# PROMPT:
Report each line from the entries in which "this" can be found.

# ENTRIES PROVIDED:
╭──

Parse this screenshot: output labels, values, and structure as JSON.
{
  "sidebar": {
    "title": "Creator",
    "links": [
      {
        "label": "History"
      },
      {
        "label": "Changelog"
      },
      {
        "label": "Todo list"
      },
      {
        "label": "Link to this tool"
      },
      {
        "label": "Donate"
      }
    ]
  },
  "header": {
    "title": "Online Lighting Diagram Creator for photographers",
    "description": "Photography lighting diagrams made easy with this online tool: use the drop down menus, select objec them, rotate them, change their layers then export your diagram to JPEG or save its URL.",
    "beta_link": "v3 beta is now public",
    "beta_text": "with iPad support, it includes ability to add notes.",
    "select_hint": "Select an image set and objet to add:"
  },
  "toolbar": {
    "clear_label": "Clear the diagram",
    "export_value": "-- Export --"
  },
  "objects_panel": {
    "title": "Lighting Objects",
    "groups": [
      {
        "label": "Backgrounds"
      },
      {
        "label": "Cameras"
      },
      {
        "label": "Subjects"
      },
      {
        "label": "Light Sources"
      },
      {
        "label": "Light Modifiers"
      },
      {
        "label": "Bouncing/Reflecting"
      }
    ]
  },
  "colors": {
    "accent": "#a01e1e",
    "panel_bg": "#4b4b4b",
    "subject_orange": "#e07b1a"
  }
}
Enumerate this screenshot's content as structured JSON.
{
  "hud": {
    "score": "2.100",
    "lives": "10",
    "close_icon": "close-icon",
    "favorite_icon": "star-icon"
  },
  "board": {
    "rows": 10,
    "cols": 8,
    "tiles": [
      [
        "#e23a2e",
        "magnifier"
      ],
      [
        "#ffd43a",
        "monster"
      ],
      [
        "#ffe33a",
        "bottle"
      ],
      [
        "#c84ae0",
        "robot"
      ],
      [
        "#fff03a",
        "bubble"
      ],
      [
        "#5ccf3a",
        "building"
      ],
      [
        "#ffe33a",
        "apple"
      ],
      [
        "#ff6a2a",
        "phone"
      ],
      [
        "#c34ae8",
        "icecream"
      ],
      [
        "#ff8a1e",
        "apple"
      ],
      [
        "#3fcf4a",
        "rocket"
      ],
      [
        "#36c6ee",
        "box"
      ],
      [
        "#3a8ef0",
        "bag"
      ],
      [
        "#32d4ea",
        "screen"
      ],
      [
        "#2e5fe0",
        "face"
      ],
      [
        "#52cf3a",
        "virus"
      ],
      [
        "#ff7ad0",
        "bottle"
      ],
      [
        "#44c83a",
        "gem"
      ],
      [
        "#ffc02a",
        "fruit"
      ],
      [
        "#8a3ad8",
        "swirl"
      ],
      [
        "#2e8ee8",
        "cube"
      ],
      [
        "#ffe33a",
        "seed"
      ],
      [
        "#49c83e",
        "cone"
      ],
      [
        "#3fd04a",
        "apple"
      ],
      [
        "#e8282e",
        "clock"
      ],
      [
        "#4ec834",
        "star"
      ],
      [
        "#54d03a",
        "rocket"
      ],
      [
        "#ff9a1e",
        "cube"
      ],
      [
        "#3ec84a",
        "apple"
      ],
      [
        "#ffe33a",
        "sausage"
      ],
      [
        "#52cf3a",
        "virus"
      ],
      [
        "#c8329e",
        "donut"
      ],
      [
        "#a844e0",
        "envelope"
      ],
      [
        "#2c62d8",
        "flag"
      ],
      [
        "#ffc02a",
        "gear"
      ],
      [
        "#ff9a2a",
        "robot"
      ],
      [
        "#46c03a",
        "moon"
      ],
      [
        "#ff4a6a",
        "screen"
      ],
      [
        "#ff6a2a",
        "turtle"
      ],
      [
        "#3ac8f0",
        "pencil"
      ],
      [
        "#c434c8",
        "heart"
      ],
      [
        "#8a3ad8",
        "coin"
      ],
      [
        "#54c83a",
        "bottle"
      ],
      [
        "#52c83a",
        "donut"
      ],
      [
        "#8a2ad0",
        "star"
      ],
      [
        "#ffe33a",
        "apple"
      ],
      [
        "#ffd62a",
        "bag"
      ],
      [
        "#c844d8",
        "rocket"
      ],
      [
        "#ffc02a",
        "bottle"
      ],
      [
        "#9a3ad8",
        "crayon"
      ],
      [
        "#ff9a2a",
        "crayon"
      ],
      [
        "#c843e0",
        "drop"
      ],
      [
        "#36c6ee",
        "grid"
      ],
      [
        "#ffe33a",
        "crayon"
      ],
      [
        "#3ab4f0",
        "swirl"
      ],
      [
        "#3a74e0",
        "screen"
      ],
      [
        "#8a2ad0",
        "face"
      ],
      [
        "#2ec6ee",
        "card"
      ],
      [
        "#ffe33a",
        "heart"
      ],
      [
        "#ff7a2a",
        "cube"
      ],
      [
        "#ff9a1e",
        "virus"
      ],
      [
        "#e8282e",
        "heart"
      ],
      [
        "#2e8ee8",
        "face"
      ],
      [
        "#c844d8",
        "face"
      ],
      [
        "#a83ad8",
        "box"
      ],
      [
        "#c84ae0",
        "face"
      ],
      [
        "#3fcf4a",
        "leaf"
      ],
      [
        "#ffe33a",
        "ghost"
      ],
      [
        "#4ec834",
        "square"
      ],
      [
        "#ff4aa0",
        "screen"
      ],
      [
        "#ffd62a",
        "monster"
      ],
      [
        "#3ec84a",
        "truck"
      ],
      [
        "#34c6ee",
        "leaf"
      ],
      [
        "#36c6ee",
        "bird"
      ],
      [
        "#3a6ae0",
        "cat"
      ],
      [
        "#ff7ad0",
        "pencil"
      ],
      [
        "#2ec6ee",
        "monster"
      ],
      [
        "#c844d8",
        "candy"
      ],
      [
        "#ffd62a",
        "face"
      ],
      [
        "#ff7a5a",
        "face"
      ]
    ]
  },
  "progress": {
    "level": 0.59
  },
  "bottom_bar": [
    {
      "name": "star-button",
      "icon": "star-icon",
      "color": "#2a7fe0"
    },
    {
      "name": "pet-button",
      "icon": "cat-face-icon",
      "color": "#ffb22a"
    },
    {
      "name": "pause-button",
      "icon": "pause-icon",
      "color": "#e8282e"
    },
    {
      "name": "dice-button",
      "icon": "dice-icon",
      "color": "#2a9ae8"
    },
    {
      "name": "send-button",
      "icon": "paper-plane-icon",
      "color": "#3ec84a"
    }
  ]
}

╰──

# FINAL ANSWER:
Parse this screenshot: output labels, values, and structure as JSON.
        "label": "Link to this tool"
    "description": "Photography lighting diagrams made easy with this online tool: use the drop down menus, select objec them, rotate them, change their layers then export your diagram to JPEG or save its URL.",
Enumerate this screenshot's content as structured JSON.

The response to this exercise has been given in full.